Would you return the listing that follows exactly, leaving its pictures behind?

Given records:
------------------------------

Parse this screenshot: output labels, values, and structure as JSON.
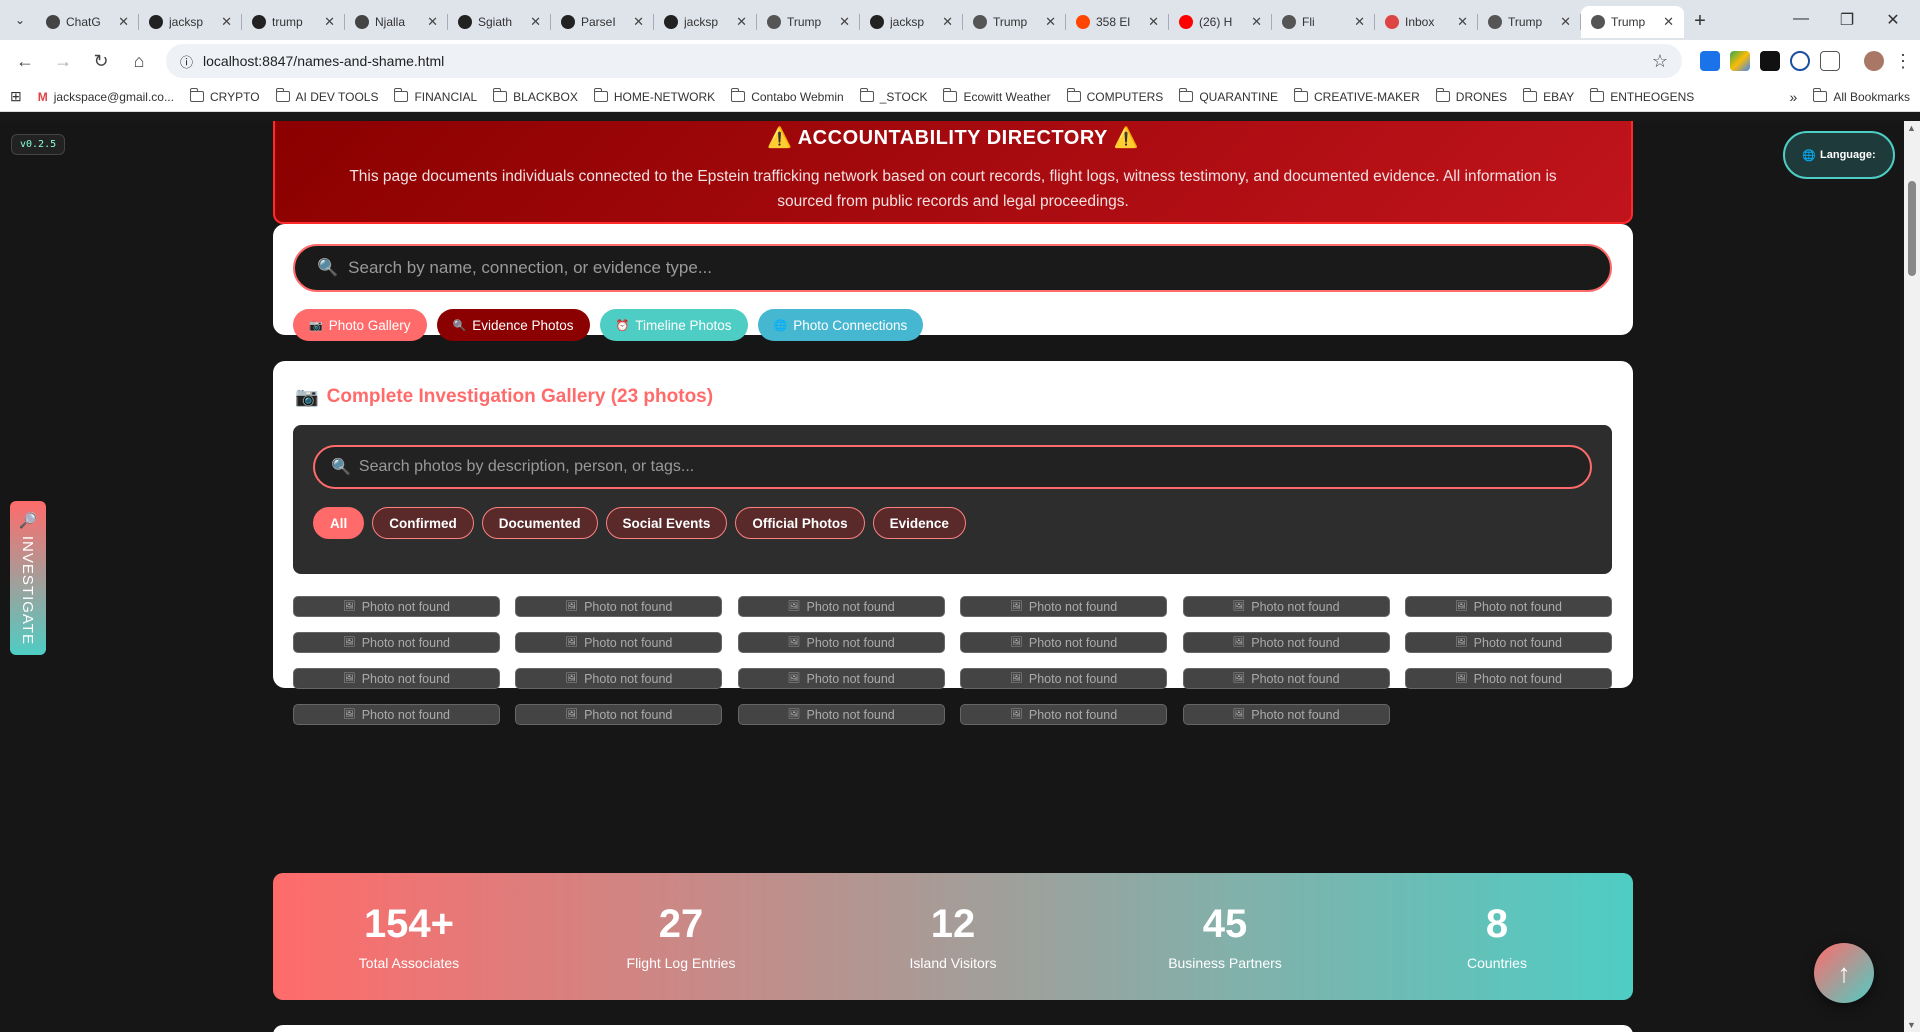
{
  "browser": {
    "tabs": [
      {
        "label": "ChatG",
        "icon": "chatgpt-icon",
        "color": "#444"
      },
      {
        "label": "jacksp",
        "icon": "github-icon",
        "color": "#222"
      },
      {
        "label": "trump",
        "icon": "github-icon",
        "color": "#222"
      },
      {
        "label": "Njalla",
        "icon": "njalla-icon",
        "color": "#444"
      },
      {
        "label": "Sgiath",
        "icon": "github-icon",
        "color": "#222"
      },
      {
        "label": "ParseI",
        "icon": "github-icon",
        "color": "#222"
      },
      {
        "label": "jacksp",
        "icon": "github-icon",
        "color": "#222"
      },
      {
        "label": "Trump",
        "icon": "globe-icon",
        "color": "#555"
      },
      {
        "label": "jacksp",
        "icon": "github-icon",
        "color": "#222"
      },
      {
        "label": "Trump",
        "icon": "globe-icon",
        "color": "#555"
      },
      {
        "label": "358 El",
        "icon": "reddit-icon",
        "color": "#ff4500"
      },
      {
        "label": "(26) H",
        "icon": "youtube-icon",
        "color": "#ff0000"
      },
      {
        "label": "Fli",
        "icon": "globe-icon",
        "color": "#555"
      },
      {
        "label": "Inbox",
        "icon": "gmail-icon",
        "color": "#d44"
      },
      {
        "label": "Trump",
        "icon": "globe-icon",
        "color": "#555"
      },
      {
        "label": "Trump",
        "icon": "globe-icon",
        "color": "#555",
        "active": true
      }
    ],
    "url": "localhost:8847/names-and-shame.html",
    "bookmarks": [
      "jackspace@gmail.co...",
      "CRYPTO",
      "AI DEV TOOLS",
      "FINANCIAL",
      "BLACKBOX",
      "HOME-NETWORK",
      "Contabo Webmin",
      "_STOCK",
      "Ecowitt Weather",
      "COMPUTERS",
      "QUARANTINE",
      "CREATIVE-MAKER",
      "DRONES",
      "EBAY",
      "ENTHEOGENS"
    ],
    "all_bookmarks": "All Bookmarks"
  },
  "page": {
    "version": "v0.2.5",
    "language_label": "Language:",
    "investigate_label": "INVESTIGATE",
    "banner": {
      "title": "ACCOUNTABILITY DIRECTORY",
      "text": "This page documents individuals connected to the Epstein trafficking network based on court records, flight logs, witness testimony, and documented evidence. All information is sourced from public records and legal proceedings."
    },
    "search": {
      "placeholder": "Search by name, connection, or evidence type...",
      "buttons": [
        {
          "label": "Photo Gallery",
          "icon": "📷",
          "color": "#ff6b6b"
        },
        {
          "label": "Evidence Photos",
          "icon": "🔍",
          "color": "#8b0000"
        },
        {
          "label": "Timeline Photos",
          "icon": "⏰",
          "color": "#4ecdc4"
        },
        {
          "label": "Photo Connections",
          "icon": "🌐",
          "color": "#45b7d1"
        }
      ]
    },
    "gallery": {
      "title": "Complete Investigation Gallery (23 photos)",
      "search_placeholder": "Search photos by description, person, or tags...",
      "filters": [
        "All",
        "Confirmed",
        "Documented",
        "Social Events",
        "Official Photos",
        "Evidence"
      ],
      "active_filter": "All",
      "photo_placeholder": "Photo not found",
      "photo_count": 23
    },
    "stats": [
      {
        "value": "154+",
        "label": "Total Associates"
      },
      {
        "value": "27",
        "label": "Flight Log Entries"
      },
      {
        "value": "12",
        "label": "Island Visitors"
      },
      {
        "value": "45",
        "label": "Business Partners"
      },
      {
        "value": "8",
        "label": "Countries"
      }
    ],
    "back_to_top": "↑"
  }
}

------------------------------

Output for this exercise:
Parse this screenshot: output labels, values, and structure as JSON.
{
  "browser": {
    "tabs": [
      {
        "label": "ChatG",
        "icon": "chatgpt-icon",
        "color": "#444"
      },
      {
        "label": "jacksp",
        "icon": "github-icon",
        "color": "#222"
      },
      {
        "label": "trump",
        "icon": "github-icon",
        "color": "#222"
      },
      {
        "label": "Njalla",
        "icon": "njalla-icon",
        "color": "#444"
      },
      {
        "label": "Sgiath",
        "icon": "github-icon",
        "color": "#222"
      },
      {
        "label": "ParseI",
        "icon": "github-icon",
        "color": "#222"
      },
      {
        "label": "jacksp",
        "icon": "github-icon",
        "color": "#222"
      },
      {
        "label": "Trump",
        "icon": "globe-icon",
        "color": "#555"
      },
      {
        "label": "jacksp",
        "icon": "github-icon",
        "color": "#222"
      },
      {
        "label": "Trump",
        "icon": "globe-icon",
        "color": "#555"
      },
      {
        "label": "358 El",
        "icon": "reddit-icon",
        "color": "#ff4500"
      },
      {
        "label": "(26) H",
        "icon": "youtube-icon",
        "color": "#ff0000"
      },
      {
        "label": "Fli",
        "icon": "globe-icon",
        "color": "#555"
      },
      {
        "label": "Inbox",
        "icon": "gmail-icon",
        "color": "#d44"
      },
      {
        "label": "Trump",
        "icon": "globe-icon",
        "color": "#555"
      },
      {
        "label": "Trump",
        "icon": "globe-icon",
        "color": "#555",
        "active": true
      }
    ],
    "url": "localhost:8847/names-and-shame.html",
    "bookmarks": [
      "jackspace@gmail.co...",
      "CRYPTO",
      "AI DEV TOOLS",
      "FINANCIAL",
      "BLACKBOX",
      "HOME-NETWORK",
      "Contabo Webmin",
      "_STOCK",
      "Ecowitt Weather",
      "COMPUTERS",
      "QUARANTINE",
      "CREATIVE-MAKER",
      "DRONES",
      "EBAY",
      "ENTHEOGENS"
    ],
    "all_bookmarks": "All Bookmarks"
  },
  "page": {
    "version": "v0.2.5",
    "language_label": "Language:",
    "investigate_label": "INVESTIGATE",
    "banner": {
      "title": "ACCOUNTABILITY DIRECTORY",
      "text": "This page documents individuals connected to the Epstein trafficking network based on court records, flight logs, witness testimony, and documented evidence. All information is sourced from public records and legal proceedings."
    },
    "search": {
      "placeholder": "Search by name, connection, or evidence type...",
      "buttons": [
        {
          "label": "Photo Gallery",
          "icon": "📷",
          "color": "#ff6b6b"
        },
        {
          "label": "Evidence Photos",
          "icon": "🔍",
          "color": "#8b0000"
        },
        {
          "label": "Timeline Photos",
          "icon": "⏰",
          "color": "#4ecdc4"
        },
        {
          "label": "Photo Connections",
          "icon": "🌐",
          "color": "#45b7d1"
        }
      ]
    },
    "gallery": {
      "title": "Complete Investigation Gallery (23 photos)",
      "search_placeholder": "Search photos by description, person, or tags...",
      "filters": [
        "All",
        "Confirmed",
        "Documented",
        "Social Events",
        "Official Photos",
        "Evidence"
      ],
      "active_filter": "All",
      "photo_placeholder": "Photo not found",
      "photo_count": 23
    },
    "stats": [
      {
        "value": "154+",
        "label": "Total Associates"
      },
      {
        "value": "27",
        "label": "Flight Log Entries"
      },
      {
        "value": "12",
        "label": "Island Visitors"
      },
      {
        "value": "45",
        "label": "Business Partners"
      },
      {
        "value": "8",
        "label": "Countries"
      }
    ],
    "back_to_top": "↑"
  }
}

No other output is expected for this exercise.